**TASK OBJECTIVE:** Every line with the word "JSON" in it should be extracted from the data that follows.

==========

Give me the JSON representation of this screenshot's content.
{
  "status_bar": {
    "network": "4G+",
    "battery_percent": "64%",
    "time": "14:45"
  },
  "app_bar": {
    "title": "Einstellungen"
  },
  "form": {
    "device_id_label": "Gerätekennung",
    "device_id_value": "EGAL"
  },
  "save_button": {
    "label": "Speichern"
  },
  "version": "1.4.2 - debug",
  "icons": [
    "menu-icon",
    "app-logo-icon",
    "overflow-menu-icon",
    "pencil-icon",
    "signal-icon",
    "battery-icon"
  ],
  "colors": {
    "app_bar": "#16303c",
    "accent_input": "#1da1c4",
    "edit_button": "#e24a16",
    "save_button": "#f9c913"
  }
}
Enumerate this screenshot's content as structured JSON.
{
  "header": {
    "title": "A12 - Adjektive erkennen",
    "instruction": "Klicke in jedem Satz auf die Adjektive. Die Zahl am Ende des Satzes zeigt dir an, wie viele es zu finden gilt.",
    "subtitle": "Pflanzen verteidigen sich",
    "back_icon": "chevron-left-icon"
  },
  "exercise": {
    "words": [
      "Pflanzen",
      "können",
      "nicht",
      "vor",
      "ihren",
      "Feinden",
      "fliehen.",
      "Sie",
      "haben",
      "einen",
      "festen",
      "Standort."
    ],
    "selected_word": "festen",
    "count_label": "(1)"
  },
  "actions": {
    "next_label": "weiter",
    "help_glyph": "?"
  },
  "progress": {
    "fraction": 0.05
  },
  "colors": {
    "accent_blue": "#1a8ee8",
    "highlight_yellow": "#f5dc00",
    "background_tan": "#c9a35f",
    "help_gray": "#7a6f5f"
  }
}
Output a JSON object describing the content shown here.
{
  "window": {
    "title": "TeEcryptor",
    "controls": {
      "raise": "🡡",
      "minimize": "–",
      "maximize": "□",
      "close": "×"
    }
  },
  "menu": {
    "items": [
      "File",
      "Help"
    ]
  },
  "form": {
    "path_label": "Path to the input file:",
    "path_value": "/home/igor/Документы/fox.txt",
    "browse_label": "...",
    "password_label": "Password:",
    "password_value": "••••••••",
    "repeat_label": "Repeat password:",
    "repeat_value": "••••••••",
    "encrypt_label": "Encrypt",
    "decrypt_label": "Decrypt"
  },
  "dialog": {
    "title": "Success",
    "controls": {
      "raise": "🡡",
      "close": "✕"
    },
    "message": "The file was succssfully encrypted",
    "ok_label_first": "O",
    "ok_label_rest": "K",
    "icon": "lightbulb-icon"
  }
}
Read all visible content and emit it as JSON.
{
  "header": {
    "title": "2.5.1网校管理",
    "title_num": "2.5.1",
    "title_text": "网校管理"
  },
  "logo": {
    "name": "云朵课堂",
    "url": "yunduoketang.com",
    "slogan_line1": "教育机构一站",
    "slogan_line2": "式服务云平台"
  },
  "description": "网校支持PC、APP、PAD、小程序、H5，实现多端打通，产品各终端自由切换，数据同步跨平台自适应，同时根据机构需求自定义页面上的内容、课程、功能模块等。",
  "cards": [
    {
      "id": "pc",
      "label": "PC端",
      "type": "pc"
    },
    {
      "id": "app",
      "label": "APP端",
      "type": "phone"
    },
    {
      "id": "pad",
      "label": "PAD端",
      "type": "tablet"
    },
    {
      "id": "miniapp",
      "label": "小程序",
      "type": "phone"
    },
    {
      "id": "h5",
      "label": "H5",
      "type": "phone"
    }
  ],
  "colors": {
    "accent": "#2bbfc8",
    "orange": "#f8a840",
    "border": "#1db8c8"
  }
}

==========

**ANSWER TO THIS EXERCISE:**
Give me the JSON representation of this screenshot's content.
Enumerate this screenshot's content as structured JSON.
Output a JSON object describing the content shown here.
Read all visible content and emit it as JSON.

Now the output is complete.